Other pieces were more research intensive. For Profile of the Peruvian Woman (1980–81), Burga and psychotherapist Marie-France Cathelat researched the lives of middle-class women as fodder for a multimedia installation exploring the dissonance between real Peruvian women and the stereotypes placed on them.
Looking back on her career in 2015, Beatriz González described herself as a “transgressor that didn’t fit in her time.” The Bogotá-based artist came of age in the 1960s, during the dawn of Pop art and a period of conflict in Colombia known as La Violencia. González fused both of these influences into a body of work that referenced images from art history and the social and political unrest of her time.

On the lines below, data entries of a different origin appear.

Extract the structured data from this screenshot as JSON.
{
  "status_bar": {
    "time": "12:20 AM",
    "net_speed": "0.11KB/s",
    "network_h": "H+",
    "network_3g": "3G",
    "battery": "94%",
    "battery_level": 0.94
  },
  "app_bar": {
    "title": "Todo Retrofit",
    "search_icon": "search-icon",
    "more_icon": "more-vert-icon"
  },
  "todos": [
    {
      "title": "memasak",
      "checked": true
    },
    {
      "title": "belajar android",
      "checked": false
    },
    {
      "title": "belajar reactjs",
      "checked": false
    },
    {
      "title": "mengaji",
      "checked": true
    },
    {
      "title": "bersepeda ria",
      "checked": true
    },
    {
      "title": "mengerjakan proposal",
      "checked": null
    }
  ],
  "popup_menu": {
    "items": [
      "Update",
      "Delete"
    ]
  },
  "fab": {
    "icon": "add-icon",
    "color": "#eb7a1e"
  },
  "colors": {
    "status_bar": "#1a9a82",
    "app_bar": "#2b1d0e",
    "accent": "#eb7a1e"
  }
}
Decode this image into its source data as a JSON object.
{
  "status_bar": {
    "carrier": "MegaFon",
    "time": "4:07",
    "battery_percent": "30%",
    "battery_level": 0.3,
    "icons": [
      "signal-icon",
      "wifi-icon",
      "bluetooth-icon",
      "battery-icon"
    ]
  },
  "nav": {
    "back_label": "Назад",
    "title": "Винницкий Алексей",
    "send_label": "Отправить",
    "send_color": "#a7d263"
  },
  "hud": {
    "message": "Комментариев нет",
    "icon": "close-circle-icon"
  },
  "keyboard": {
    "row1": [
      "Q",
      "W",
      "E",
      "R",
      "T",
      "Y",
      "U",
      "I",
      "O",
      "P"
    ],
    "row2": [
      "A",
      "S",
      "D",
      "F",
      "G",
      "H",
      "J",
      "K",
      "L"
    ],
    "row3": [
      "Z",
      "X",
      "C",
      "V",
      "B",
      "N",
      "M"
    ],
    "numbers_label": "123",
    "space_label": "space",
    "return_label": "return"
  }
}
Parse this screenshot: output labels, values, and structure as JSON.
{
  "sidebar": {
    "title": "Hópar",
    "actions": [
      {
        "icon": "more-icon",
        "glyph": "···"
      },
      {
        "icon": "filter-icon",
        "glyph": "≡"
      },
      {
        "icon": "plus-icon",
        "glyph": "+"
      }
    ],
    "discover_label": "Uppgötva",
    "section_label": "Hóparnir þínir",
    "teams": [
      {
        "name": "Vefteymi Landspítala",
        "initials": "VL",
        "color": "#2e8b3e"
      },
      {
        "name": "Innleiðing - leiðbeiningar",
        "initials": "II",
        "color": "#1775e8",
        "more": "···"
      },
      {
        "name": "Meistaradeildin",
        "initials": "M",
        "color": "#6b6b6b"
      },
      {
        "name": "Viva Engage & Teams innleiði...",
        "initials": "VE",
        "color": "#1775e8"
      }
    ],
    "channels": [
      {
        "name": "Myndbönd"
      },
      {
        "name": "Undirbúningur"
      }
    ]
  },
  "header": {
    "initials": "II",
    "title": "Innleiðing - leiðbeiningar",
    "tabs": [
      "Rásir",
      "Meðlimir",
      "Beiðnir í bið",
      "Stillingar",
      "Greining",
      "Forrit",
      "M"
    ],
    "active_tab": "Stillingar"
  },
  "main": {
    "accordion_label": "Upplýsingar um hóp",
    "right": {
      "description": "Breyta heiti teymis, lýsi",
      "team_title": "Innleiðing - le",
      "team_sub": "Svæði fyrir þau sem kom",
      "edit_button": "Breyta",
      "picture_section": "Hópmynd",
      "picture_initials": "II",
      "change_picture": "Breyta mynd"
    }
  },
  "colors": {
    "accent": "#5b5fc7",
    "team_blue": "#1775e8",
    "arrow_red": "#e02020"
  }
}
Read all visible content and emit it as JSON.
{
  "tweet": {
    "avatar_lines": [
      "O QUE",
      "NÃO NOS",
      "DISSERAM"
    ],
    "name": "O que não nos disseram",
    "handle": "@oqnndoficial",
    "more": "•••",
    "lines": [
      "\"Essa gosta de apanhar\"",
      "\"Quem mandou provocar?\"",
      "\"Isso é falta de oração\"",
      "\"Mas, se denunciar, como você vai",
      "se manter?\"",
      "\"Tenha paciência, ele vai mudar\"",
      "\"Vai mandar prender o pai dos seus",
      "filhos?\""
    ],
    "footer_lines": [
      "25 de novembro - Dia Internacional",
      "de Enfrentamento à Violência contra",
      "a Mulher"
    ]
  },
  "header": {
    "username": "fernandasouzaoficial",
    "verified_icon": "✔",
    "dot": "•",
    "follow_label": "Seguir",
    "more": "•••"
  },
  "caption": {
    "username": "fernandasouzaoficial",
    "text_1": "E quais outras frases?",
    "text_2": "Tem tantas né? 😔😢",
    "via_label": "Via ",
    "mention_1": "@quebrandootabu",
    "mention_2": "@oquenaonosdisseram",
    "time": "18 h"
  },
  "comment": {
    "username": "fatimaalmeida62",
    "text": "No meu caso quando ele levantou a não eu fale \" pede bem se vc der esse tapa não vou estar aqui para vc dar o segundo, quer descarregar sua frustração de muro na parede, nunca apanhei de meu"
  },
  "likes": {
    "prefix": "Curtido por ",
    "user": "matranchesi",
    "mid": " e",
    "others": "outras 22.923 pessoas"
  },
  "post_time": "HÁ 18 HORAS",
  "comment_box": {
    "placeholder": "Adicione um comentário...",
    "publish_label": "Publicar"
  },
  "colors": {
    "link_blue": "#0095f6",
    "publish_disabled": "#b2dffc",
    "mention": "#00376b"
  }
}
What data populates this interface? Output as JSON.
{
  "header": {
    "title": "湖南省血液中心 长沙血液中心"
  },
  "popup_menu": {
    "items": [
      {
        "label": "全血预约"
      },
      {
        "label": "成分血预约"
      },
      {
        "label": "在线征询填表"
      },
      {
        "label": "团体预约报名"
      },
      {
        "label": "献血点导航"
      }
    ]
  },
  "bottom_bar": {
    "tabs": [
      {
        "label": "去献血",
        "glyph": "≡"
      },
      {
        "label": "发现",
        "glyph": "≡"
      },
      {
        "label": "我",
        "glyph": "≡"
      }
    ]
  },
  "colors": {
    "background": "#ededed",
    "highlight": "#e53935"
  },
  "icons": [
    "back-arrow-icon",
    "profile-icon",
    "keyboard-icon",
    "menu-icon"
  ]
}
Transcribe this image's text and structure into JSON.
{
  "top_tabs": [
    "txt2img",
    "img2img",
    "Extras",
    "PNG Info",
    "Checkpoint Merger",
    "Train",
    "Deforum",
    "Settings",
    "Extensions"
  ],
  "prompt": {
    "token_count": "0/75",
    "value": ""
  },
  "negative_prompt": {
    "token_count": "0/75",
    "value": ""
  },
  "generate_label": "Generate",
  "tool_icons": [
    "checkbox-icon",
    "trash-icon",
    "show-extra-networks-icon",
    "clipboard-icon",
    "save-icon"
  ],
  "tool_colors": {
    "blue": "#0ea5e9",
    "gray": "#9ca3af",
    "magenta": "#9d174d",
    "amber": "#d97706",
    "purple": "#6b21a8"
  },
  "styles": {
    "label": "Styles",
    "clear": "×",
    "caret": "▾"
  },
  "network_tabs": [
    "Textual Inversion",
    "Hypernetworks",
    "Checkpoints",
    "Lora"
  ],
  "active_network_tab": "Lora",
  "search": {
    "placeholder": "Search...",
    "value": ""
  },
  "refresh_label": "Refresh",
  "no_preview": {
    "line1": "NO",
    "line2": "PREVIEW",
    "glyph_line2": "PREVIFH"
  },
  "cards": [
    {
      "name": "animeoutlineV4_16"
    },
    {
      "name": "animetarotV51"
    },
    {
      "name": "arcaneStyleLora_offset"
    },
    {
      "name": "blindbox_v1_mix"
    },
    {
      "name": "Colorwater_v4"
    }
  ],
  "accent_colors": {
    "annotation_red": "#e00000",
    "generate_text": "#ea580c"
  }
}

In perhaps her most famous work, The Sisga Suicides I, II and III (1965), González appropriated a photo reproduced in local newspapers; it showed the smiling faces of a deeply religious couple who committed joint suicide in order to absolve the woman’s sin. González reinterpreted the image in a series of bright, flat paintings that spotlight the couple’s tragic end and the disturbing media sensation it sparked. Other works question mass production by reproducing famous art historical works onto everyday, household objects, like soiled curtains and towels.
In the 1970s, photographer Paz Errázuriz dared to document communities being marginalized under Chile’s Pinochet-led dictatorship. Ignoring laws that restricted women’s access to certain areas, she entered brothels populated by queer and trans sex workers; psychiatric hospitals; circuses; and boxing clubs. After befriending members of these disparate scenes, she took their portraits. The resulting photos exude intimacy and warmth, revering their subjects and exposing the oppression they faced. “They are topics that society doesn’t look at,” Errázuriz has said of her ongoing work, “and my intention is to encourage people to dare to look.”
Mónica Mayer’s feminist practice was sparked in art school, when she heard a group of male students state “that women were less creative than men because we gave birth,” as she later recalled in an artist statement. In 1978, she left her native Mexico for Los Angeles, where she immersed herself in the influential Feminist Studio Workshop and interacted with pioneers of the American feminist art movement, like Judy Chicago. Later that year, Mayer brought her blossoming performance practice back to Mexico City, where she produced El tendedero (1979). The interactive piece encouraged the public to finish the sentence: “As a woman, the thing I detest most about this city is…”
Other works poked fun at traditional ideas of sexual normalcy, or celebrated women’s desires. Mayer went on to found two feminist art groups of her own, and has promoted her feminist ideology through channels outside of her practice. “I think the most important thing feminist art has given me is the understanding that an artist’s work is more than producing art works,” she’s explained. “Doing research on women’s art, writing about them…teaching, protesting and supporting other women artists is part of my work.”
Cover Image: Marta Minujiín, La Menesunda, 1965. Photo via Wikimedia Commons; Artist Maria Sol Escobar, known as Marisol, photographed in 1968. Photo by Jack Mitchell/Getty Images; Unknown Photographer, Tarsila do Amaral, ca. 1925. Photo via Wikimedia Commons.